and last updated 2022-06-01 09:37:41-04

LEXINGTON, Ky. (LEX 18) — When the unexpectedness of life takes over, United Way's WayPoint Center aims to be the guide for people living in underserved neighborhoods and people of color.

Impact Manager Gerri Botts runs the center on Lexington's west side at the Black and Williams Center. It's an area she's known her whole life and a job she says was a dream of hers.

"I grew up right here in this community which makes it great because I've seen the changes, but I also have seen the things that haven't changed," said Botts. "We're addressing things that I saw as a little girl growing up and when I actually saw the ad for this position. A friend sent it to me and they said this is you- this is what you've been talking about for years."
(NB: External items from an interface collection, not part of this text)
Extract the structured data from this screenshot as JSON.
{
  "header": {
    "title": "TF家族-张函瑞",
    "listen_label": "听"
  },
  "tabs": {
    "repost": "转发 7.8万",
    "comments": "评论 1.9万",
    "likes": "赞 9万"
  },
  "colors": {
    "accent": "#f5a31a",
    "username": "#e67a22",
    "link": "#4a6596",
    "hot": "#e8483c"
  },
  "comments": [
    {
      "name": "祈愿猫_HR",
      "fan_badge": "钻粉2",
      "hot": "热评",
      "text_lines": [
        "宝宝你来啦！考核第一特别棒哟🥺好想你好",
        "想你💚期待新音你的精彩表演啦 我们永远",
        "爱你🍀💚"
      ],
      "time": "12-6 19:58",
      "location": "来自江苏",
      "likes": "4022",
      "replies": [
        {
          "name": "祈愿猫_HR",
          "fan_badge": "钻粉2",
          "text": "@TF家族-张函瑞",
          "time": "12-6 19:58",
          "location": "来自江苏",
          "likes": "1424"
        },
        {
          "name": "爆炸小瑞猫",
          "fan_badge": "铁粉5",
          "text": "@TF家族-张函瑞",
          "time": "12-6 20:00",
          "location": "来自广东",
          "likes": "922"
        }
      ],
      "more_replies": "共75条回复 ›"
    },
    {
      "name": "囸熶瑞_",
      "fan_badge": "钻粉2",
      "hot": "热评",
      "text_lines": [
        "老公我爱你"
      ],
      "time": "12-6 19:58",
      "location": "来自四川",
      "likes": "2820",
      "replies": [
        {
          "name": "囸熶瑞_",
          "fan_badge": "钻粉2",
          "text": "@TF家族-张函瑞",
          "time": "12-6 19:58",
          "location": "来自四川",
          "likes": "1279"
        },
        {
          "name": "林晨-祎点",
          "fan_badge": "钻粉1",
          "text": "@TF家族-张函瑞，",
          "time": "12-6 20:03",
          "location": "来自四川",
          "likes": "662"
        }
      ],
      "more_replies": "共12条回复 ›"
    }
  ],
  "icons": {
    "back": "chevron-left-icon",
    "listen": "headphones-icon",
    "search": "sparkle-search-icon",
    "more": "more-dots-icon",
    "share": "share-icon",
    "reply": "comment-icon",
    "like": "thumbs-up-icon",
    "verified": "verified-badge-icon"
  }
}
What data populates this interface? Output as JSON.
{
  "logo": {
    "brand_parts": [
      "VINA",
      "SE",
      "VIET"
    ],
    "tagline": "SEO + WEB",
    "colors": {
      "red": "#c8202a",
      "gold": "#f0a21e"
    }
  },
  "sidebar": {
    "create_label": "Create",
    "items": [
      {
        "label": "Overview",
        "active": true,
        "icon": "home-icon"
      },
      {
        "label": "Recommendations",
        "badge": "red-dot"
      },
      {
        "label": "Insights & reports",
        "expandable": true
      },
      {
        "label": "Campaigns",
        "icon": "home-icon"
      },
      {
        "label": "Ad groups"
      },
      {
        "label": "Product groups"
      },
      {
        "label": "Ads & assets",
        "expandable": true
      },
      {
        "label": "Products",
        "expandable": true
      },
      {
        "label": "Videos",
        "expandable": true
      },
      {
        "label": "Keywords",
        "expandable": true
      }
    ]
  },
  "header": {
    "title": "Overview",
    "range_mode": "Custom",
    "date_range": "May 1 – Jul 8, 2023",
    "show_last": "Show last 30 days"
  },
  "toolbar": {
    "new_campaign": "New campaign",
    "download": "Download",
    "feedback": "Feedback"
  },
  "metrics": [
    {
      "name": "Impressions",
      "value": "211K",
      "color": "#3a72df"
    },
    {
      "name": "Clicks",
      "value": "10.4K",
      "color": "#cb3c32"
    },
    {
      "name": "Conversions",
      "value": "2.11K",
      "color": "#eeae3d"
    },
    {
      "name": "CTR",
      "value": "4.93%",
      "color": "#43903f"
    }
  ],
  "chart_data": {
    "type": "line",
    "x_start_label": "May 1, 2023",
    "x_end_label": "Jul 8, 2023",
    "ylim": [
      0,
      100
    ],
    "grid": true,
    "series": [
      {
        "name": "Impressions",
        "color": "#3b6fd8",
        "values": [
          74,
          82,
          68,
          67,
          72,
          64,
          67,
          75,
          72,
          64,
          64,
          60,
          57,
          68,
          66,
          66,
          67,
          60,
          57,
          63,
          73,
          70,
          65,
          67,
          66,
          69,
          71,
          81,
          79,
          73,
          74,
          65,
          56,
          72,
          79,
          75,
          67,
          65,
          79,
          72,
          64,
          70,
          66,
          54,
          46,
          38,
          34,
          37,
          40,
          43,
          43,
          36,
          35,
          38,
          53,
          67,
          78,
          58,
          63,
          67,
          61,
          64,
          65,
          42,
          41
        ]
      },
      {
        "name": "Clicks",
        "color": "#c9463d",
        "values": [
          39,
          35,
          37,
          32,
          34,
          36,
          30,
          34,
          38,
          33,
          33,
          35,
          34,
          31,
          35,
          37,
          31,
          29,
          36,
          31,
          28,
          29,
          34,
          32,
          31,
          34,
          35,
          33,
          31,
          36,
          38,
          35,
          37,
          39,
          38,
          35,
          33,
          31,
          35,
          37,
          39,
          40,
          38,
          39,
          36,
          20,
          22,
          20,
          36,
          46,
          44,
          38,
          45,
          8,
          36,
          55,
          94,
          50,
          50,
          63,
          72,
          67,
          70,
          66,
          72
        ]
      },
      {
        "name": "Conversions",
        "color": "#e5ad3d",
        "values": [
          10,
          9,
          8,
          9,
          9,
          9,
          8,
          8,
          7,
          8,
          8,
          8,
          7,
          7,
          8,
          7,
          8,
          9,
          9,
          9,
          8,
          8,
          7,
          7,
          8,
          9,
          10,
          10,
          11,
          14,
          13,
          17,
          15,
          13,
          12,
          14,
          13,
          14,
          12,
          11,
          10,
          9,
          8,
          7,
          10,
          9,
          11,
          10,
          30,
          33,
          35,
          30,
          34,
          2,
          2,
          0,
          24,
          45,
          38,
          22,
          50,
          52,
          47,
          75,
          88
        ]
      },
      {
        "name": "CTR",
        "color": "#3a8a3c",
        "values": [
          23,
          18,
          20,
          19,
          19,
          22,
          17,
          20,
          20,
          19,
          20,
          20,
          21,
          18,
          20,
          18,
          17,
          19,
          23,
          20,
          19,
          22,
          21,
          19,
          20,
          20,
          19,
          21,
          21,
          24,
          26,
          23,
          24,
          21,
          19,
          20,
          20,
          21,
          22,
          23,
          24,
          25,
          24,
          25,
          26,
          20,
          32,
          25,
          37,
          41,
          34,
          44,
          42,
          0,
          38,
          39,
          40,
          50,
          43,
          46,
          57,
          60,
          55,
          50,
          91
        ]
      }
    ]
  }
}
Every day Botts squirrels around doing anything from connecting them to jobs, to housing, to education, food, and also mental and physical health resources. She says whatever someone needed help with, she has found a way to meet their need.

"I'm not gonna stop," said Botts.

It's the same at the east side location in the Charles Young Center.

"We find a way," said Community Impact Manager Damon Horton." A lot of people come in and they just feel helpless. How am I when life happens - it's multiple things happening at the same time. My rent is late, what am I gonna do? My electric is late or I might need some food."

Horton is also from the community he works in and says that's why he's so dedicated to the people.

"It bogs down on people and then they feel like there's nowhere to turn, there's no one that can help me," said Horton.

The process starts with a series of questions like 'Do you have safe and secure housing?' 'When was the last time you saw a dentist or a doctor?' 'Do you need insurance?'

The United Way of the Bluegrass has coordinated an ecosystem of their partners who have programs and money to help right then.

With so many people telling them they got lost in call logs when looking for help, the organization says its goal was to fill a clear need.

"We saw a need for a physical location where people in the communities could walk or take a bus or drive their cars and be here and speak face to face with someone," said Jenn Goble, Marketing and Communications Director.

The WayPoint Center partners with several organizations like Toyota, which allow them to offer free programming.

If you’re interested in learning more visit: www.uwbg.org/waypointcenter